Formerly know as CC4G, TechFuture Girls aims to get more young girls into the IT industry, with its after school and lunchtime clubs.
After launching in 2005, more than 150,000 girls gave benefited from the mix of activities available, which have been designed to build girls’ confidence and skills in tech.
Computing vendor HP has since partnered with the scheme, along with other established IT brands including BT and Cisco.
Jacqui Ferguson, MD and VP for UK and Ireland at HP said: “By investing in TechFuture Girls, we’re helping to create a diverse, inclusive environment by engaging girls at the very age when they start to disengage from (the subject of) technology.
“HP staff will also have the opportunity to volunteer at local TechFuture Girls where they will support teachers in delivering resources and serve as role models for the girls. We’re delighted to help make the successful TechFuture Girls program available more widely.”
A recent report from the UK Commission for Employment and Skills also revealed that only 26 per cent of women in the UK are in the digital workforce.
Ross Targett, CEO and co-founder of Code Kingdoms, added: “There are a number of schemes like TechFuture Girls that are doing great work to redress the gender imbalance, but we really need to be providing children with access to technology and appropriate teaching well before they reach secondary school.”

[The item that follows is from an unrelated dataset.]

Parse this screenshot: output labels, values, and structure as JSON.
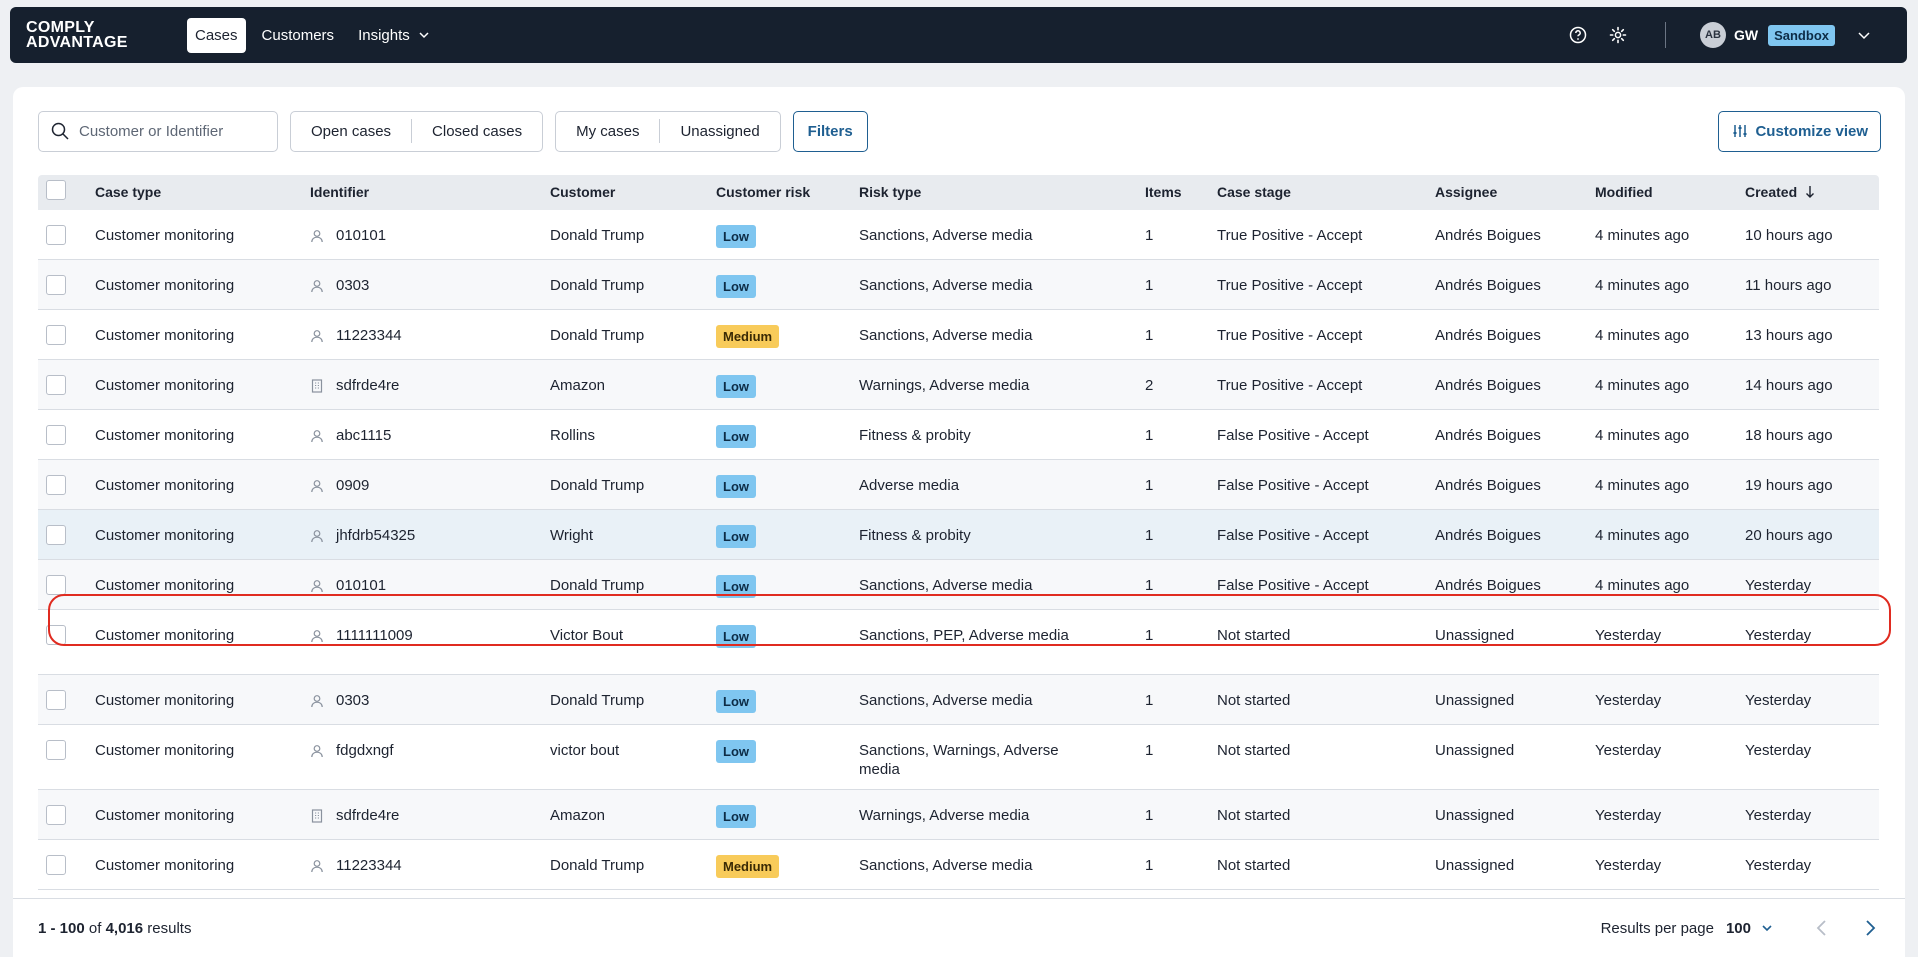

PCR will also be holding its second Woman of the Year event this October, following the success of last year's event. More details on this will be announced in due course.
This news comes after Google revealed that its App-a-thon will be lead by a team of female IT experts, while Apple boss Tim Cook announced plans to make Apple more diverse.